In Peace, Locomotion, Jacqueline Woodson returns to the story of Lonnie, aka Locomotion, a Brooklyn boy separated from his sister, Lili, after the death of their parents. Through letters to Lili, Lonnie details his struggle to find peace—with their parents’ deaths, with his foster brother’s return from war, and with his poetry, after an unsupportive teacher dismisses his voice. Here, Woodson talks about what it was like to return to Lonnie’s story, how her writing process has changed during her career—and why she will never write a novel through letters again.
Why did you decide to continue Lonnie’s story?
A lot of times when I start writing I don’t have a sense that I’m going to do a sequel, but the character of Lonnie really stayed with me. The big question I kept asking myself long after I had written Locomotion was, “Okay, so Lonnie and Lili are growing to love their foster families. What does this mean in terms of them ever being reunited?” The more I thought about it, I realized, “It’s going to continue to be about loss for them. So, how do I resolve that? How do I make it so they are still connected, even though they’re now growing up in separate families?” The story just started coming.
Did you find it challenging to convey the narrative through the letters?
I don’t think I’ll do it again. The epistolary form is one of the hardest to write. It’s so hard to show something that’s bigger in a letter. Plus, you have to have the balance of how many letters are going to work to tell the story and how few are going to make it fall apart. I tried poems at first and I didn’t think they worked; Lonnie’s not a poet in the beginning of Peace, Locomotion, because that dream has been broken for him. I thought the letters would be a way of showing that he is thinking about Lili all the time. And then the letters begin to get more poetic, so the metamorphosis is also starting to happen.
How did the theme of “peace” emerge?
It was something I started to think about as I was writing the story. I knew I was going to write about the war, plus Lonnie’s searching for his own peace—he’s learning to live with his situation. The current of peace ran through the book in so many different ways. I felt like the story knew more than I did. Eventually, I realized what it was trying to say. When Rodney tells Lonnie to pray for peace because peace covers everything, I thought, “Yes, it does. It’s covering every element of this story.”
The last time Publishers Weekly interviewed you, you were expecting your first child. You now have two children—has parenting changed your relationship to writing and storytelling?
It’s definitely made me more patient. When I’m feeling frustrated with a story I have faith that it’s going to come. Also, when I first started writing, I wanted to write the stories that were not in my childhood, to represent people who hadn’t historically been represented in literature. Now more than ever, what I write matters to me in terms of how it represents who I was and what things I’m leaving behind. I’m writing stuff that I want my kids to be proud of.

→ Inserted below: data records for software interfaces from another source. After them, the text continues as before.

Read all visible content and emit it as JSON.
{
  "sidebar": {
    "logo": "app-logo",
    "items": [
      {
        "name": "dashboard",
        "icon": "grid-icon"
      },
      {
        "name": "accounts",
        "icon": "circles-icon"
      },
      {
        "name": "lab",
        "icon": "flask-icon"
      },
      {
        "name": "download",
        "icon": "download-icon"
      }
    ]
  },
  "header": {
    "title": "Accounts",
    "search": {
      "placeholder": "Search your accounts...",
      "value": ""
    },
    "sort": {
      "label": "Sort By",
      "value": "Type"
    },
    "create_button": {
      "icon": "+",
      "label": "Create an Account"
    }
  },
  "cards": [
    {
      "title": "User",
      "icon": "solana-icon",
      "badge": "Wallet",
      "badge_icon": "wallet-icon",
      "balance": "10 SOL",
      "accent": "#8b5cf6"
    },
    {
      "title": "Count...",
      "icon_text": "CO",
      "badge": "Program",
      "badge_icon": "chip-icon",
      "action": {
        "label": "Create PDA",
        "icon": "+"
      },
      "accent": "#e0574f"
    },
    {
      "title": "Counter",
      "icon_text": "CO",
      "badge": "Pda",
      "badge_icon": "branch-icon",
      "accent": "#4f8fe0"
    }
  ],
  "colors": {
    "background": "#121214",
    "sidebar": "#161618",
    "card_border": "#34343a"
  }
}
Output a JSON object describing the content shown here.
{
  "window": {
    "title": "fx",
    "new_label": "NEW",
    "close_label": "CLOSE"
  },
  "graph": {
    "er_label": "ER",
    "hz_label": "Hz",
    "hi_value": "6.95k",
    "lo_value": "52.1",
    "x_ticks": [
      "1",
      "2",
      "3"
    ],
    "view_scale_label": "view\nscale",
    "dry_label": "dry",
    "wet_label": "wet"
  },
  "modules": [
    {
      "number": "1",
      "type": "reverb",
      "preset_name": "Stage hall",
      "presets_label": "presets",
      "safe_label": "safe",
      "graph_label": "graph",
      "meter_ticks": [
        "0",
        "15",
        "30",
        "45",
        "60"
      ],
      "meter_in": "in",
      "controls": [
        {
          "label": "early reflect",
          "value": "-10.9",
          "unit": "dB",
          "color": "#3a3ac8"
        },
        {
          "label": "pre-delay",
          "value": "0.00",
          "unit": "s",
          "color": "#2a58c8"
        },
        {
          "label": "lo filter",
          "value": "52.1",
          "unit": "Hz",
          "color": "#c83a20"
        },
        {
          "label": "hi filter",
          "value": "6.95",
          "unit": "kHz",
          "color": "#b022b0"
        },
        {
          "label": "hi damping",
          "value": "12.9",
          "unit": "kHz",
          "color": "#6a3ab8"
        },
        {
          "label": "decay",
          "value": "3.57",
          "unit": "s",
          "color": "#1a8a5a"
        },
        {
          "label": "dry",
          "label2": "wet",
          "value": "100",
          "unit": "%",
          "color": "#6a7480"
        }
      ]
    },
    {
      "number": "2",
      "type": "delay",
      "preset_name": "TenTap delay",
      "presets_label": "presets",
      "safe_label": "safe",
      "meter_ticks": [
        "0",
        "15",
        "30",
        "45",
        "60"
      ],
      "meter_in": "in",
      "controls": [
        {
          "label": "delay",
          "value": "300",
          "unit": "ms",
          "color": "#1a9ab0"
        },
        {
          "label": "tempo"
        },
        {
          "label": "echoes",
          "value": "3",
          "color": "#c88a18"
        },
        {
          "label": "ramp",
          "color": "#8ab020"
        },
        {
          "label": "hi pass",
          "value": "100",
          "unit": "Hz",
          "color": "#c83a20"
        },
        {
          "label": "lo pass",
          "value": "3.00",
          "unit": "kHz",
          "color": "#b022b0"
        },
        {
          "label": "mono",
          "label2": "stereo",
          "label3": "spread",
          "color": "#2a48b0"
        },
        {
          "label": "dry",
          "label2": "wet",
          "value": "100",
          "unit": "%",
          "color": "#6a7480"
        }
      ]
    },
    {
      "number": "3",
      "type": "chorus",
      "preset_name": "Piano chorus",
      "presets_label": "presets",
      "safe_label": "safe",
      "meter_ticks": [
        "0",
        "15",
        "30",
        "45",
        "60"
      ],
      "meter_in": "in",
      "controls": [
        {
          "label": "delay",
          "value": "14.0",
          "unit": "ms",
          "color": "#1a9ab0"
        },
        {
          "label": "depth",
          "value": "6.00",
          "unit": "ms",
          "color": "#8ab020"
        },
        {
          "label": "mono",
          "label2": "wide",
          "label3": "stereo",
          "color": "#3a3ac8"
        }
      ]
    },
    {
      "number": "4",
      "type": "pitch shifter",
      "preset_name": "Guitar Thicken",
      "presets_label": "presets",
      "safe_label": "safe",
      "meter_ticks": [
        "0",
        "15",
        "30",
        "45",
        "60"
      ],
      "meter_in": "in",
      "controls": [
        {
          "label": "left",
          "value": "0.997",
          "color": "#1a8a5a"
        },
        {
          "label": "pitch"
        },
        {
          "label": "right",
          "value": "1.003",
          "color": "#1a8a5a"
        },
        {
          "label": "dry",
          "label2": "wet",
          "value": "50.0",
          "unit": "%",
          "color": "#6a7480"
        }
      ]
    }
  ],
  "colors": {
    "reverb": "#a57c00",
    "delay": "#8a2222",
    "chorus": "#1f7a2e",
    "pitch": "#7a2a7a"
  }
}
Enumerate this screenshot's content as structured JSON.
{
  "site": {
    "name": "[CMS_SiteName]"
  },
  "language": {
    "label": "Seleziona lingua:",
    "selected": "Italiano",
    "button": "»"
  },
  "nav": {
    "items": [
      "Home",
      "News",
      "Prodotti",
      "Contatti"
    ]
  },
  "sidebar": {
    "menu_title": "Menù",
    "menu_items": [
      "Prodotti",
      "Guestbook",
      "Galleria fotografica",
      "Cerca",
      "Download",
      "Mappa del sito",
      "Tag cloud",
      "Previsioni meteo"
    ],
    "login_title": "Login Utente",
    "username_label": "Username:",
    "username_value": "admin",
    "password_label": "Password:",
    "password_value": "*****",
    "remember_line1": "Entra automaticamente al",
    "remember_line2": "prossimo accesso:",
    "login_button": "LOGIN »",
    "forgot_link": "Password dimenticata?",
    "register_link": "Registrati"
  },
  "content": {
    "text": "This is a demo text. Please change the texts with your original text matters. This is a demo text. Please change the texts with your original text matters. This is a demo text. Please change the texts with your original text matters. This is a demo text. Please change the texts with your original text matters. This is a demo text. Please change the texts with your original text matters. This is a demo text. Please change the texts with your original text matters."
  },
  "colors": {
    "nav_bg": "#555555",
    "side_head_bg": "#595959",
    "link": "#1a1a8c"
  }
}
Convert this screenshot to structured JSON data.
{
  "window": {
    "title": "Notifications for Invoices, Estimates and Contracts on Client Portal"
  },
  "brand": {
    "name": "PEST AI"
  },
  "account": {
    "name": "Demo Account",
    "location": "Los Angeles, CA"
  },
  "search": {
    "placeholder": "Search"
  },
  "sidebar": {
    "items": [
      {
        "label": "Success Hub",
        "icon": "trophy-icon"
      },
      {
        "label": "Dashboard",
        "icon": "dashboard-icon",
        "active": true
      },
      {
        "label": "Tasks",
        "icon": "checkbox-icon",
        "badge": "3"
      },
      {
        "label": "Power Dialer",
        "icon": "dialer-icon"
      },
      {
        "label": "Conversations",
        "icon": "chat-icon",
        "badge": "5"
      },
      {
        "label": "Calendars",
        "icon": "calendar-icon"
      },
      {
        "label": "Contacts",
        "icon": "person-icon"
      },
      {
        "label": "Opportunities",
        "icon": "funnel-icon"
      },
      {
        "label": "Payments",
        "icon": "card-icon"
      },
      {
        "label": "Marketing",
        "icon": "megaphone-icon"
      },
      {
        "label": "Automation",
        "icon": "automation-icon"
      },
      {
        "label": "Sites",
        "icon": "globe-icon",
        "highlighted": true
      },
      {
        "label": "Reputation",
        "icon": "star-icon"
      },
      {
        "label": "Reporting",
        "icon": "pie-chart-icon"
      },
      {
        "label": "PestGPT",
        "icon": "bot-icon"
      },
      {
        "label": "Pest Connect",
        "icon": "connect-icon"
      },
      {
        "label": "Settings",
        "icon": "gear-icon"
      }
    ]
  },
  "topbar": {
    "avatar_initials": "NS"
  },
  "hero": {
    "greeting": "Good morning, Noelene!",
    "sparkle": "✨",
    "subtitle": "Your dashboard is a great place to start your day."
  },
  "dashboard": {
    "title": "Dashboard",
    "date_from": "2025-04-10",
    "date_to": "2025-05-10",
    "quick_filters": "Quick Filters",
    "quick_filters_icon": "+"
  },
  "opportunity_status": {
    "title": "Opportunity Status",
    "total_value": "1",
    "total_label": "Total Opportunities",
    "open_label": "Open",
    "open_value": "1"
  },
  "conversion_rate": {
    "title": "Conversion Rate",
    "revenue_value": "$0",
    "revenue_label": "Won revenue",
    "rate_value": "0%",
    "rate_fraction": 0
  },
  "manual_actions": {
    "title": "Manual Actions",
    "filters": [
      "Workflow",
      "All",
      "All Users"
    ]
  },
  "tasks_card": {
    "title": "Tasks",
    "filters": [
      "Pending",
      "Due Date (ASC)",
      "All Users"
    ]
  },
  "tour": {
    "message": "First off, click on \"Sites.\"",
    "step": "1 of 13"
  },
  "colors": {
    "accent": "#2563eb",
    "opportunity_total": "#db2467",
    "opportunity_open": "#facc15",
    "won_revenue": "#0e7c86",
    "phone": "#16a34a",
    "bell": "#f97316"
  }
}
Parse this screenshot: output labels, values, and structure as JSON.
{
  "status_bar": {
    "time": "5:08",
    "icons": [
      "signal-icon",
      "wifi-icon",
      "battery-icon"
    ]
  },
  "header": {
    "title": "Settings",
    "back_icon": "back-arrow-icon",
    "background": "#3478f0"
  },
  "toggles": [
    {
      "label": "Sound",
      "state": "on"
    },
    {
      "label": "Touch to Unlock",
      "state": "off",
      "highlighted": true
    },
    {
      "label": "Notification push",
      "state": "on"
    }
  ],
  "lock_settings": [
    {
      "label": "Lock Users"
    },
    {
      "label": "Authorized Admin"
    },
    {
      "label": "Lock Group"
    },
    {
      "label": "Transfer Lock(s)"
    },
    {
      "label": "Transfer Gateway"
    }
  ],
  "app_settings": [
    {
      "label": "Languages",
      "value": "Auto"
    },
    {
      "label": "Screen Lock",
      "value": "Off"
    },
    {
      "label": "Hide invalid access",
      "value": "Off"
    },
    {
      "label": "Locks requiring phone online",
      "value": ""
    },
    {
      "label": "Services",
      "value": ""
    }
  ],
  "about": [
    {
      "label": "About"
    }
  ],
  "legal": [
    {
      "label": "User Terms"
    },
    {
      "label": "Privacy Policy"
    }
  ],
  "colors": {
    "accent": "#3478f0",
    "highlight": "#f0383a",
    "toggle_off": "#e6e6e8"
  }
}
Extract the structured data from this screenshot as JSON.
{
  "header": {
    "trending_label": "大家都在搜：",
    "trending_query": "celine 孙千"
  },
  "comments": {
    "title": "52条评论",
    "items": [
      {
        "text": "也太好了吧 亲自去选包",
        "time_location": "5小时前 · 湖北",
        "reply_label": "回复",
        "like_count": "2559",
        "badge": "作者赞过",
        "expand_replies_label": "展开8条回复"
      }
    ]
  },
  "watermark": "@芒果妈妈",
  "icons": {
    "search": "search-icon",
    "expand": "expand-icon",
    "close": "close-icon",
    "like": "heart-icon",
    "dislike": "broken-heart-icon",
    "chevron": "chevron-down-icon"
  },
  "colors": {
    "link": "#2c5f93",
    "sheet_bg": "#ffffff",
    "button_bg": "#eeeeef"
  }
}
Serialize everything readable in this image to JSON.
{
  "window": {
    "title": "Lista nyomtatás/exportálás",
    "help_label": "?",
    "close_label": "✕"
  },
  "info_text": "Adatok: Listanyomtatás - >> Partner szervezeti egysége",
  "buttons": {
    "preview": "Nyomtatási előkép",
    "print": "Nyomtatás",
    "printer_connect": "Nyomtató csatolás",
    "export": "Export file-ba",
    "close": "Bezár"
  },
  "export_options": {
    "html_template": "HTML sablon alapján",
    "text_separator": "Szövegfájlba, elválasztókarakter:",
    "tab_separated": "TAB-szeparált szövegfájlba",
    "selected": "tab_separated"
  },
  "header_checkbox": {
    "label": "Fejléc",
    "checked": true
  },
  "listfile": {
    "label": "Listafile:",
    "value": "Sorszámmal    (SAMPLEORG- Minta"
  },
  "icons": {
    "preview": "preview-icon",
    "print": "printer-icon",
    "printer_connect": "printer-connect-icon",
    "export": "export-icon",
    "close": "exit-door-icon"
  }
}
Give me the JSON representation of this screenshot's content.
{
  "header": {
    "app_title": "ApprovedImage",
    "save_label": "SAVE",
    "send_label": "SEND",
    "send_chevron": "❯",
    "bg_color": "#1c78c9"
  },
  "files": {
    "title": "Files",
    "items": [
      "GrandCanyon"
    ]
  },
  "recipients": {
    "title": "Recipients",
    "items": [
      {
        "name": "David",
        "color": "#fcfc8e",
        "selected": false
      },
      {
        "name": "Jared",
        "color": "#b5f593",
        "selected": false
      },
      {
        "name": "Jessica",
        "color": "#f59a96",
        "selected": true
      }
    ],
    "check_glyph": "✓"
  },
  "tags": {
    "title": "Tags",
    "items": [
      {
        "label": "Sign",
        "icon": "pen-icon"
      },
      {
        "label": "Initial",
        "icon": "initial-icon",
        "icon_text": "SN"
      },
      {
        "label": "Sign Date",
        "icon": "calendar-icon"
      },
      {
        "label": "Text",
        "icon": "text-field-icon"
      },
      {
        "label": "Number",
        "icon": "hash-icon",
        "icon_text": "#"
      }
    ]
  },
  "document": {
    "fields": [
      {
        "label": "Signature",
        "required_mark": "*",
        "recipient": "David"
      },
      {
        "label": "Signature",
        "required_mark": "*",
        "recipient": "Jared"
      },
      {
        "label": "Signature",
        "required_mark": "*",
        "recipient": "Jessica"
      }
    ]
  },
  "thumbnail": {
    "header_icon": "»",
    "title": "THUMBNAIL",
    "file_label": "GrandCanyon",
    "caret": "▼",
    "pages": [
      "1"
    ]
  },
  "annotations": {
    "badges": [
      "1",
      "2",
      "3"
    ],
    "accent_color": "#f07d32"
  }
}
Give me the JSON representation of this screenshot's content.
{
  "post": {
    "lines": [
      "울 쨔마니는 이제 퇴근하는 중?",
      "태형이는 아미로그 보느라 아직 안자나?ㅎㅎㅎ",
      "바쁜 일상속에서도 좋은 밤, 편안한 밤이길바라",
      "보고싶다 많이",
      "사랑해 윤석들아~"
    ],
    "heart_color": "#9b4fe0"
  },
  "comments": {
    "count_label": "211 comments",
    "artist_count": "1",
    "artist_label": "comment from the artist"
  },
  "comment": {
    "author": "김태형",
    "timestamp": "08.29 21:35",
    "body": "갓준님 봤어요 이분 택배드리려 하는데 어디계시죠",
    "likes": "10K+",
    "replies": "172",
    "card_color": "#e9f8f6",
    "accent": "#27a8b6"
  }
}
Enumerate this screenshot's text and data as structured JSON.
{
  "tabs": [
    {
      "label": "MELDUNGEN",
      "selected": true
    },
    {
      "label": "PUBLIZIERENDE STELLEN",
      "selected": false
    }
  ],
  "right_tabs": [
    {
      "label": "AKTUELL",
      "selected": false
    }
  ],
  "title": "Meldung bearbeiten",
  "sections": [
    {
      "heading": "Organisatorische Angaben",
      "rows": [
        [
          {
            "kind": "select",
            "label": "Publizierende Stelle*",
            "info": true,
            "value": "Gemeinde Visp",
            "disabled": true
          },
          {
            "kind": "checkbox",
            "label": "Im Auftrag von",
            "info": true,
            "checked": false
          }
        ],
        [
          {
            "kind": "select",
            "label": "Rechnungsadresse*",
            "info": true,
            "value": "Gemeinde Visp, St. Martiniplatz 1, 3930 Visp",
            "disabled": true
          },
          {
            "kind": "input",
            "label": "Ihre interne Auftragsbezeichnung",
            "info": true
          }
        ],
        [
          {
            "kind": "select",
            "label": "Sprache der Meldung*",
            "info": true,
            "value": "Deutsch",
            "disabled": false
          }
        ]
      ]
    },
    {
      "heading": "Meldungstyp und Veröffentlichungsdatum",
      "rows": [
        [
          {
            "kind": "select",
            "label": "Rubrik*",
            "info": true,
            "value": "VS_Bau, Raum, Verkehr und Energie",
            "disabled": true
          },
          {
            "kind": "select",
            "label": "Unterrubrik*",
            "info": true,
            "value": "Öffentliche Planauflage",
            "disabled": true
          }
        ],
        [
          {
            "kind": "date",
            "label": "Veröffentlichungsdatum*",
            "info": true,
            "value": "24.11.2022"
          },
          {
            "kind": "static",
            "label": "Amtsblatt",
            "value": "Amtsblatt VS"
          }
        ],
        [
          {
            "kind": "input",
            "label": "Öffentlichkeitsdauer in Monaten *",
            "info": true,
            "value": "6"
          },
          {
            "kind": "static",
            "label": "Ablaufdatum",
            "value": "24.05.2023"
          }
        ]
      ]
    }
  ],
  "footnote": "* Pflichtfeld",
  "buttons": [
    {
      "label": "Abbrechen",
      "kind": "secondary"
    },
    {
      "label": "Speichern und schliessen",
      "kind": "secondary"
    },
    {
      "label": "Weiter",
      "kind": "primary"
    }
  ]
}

Do you think there’s still a need for even more stories featuring African-American protagonists?
You can’t have too many books featuring people of color, just like you can’t have too many books featuring white people. There are so many stories to be told and it’s been such a short period of time that we’ve been allowed to tell them. I’ve seen the beginning of the journey: We started out writing really serious stuff, and then we started writing lighter stuff, and then we started writing stuff that had a different kind of mass appeal. There is always room for the new voices.
Your stories are for a wide range of ages. How do you balance who you’re writing for?
I’m usually working either on a picture book and a young adult book, or a middle grade book and a young adult book. When I get bored with one, I move to the other, and then I go back. Right now I’m working on a book called What We’ll Remember in the Morning. I’m on page 20 and I don’t know what it’s about yet, but it’s slowly coming to me. I just let myself ask lots of questions, and I’m trying to be patient.
I also have two picture books coming out. The Rope is about a family that moves to Brooklyn from the South, and what growing up with this rope has meant to each generation. Also, there’s Pecan Pie Baby, which is a funnier book about a girl who doesn’t want a younger sibling.
Is it something you know about?
Yes, very well.
And will you continue Lonnie’s story further?
I don’t know. I haven’t reread Peace, Locomotion, and I probably won’t for another year just because I need some distance from it. It’s still kind of raw for me. Originally, I thought of writing a book from Lili’s point of view as the final book in a trilogy. I feel like I still have so many questions in my head about what is to become of this group of people that I’ve come to love in this odd way. Right now, it’s not what I’m working on, but I don’t know if it will come back to haunt me.
Peace, Locomotion by Jacqueline Woodson. Putnam, $15.99 ISBN 978-0-399-24655-5; Jan. 2009